Over 30,000 fans attended these events over the course of two days, and while there will have been overlap in those numbers due to some people (like me) attending both concerts, it still can’t be overstated how impressive and successful such an event held in such a remote area of Japan was in galvanizing a group of fans to converge on this city. After each concert our ragtag group of friends converged on a local restaurant for food and drinks, businesses open to and welcoming of fans, some of whom were fans themselves. I had the opportunity to try local specialties like salmon sushi and bask in the warm hospitality of the people.
‘Momoiro Clover Z is a community, a family.’ To me, this refers not just to the fans of this group but to events like this, the group being a catalyst that brings people together. As much as it was about the music and the group it was about the local city, it was about tourism and it was about the fans of the group. It was a celebration. You can’t discuss it as a concert as it was so much more than that. I met people of all ages from all around Japan, I met people from all walks of life who each welcomed me with open arms.
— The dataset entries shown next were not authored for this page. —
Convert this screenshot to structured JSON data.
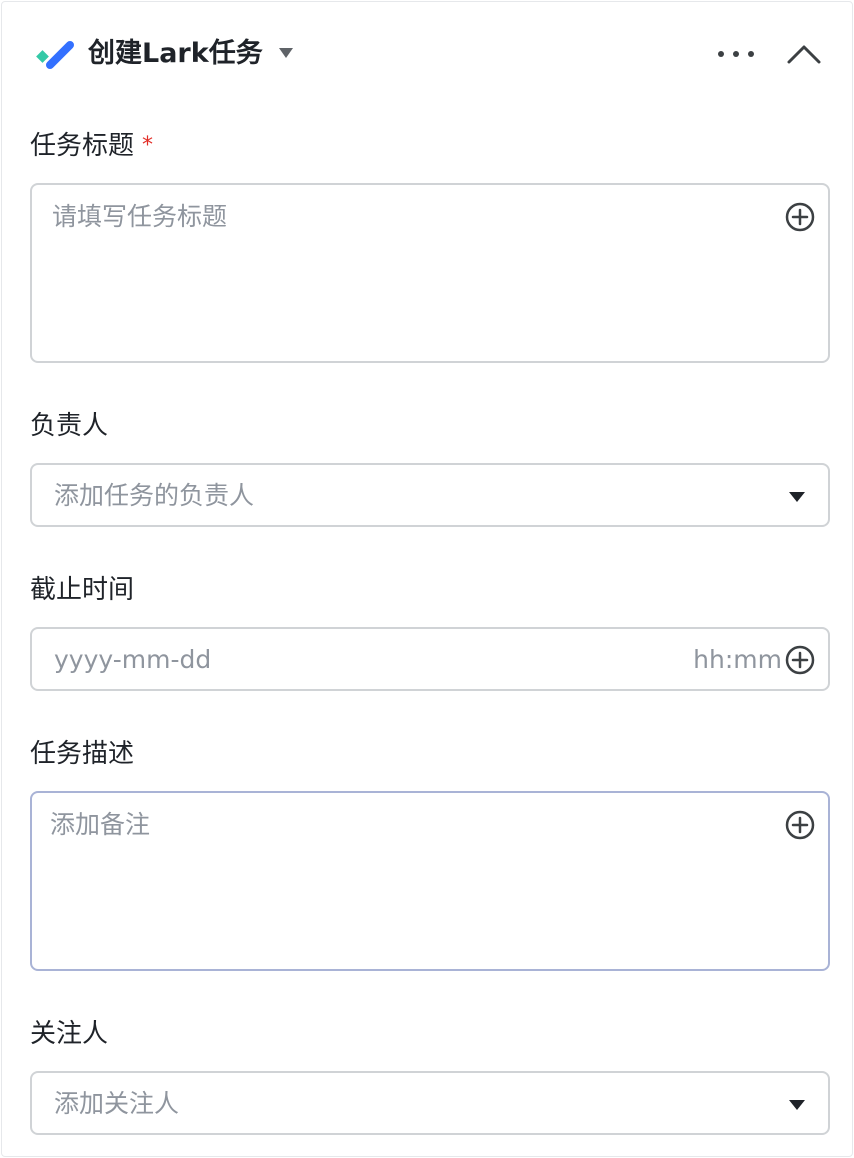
{
  "header": {
    "title": "创建Lark任务",
    "icon": "lark-task-icon",
    "accent_color": "#3370ff",
    "secondary_color": "#34c9a7"
  },
  "form": {
    "task_title": {
      "label": "任务标题",
      "required_mark": "*",
      "placeholder": "请填写任务标题"
    },
    "assignee": {
      "label": "负责人",
      "placeholder": "添加任务的负责人"
    },
    "deadline": {
      "label": "截止时间",
      "date_placeholder": "yyyy-mm-dd",
      "time_placeholder": "hh:mm"
    },
    "description": {
      "label": "任务描述",
      "placeholder": "添加备注"
    },
    "followers": {
      "label": "关注人",
      "placeholder": "添加关注人"
    }
  }
}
Many had produced their own gifts from colored wrist straps to hair bobbles, others bringing sweets and chocolate, all with the express purpose of sharing them with others and making connections.
Momoiro Clover Z is a group going through changes, ones still being felt during this Spring concert. I wrote about how 2018 was a transitional 10th-anniversary for the group and this transition is still going on. In many ways, the group is going through a reset in expectations musically with its changed lineup following Ariyasu Momoka’s graduation that will conclude with this Diamond Four releasing a brand new self-titled album later this month. Yet for all the change they’re going through, the family and community ideals have stayed strong, and nothing emphasized this more than this concert. From here, and from this new album, they work towards this summer, and towards their own self-stated goal of 2020. This concert shows they’re stronger than ever, and their fans, their community, is standing right alongside them, wherever they go next.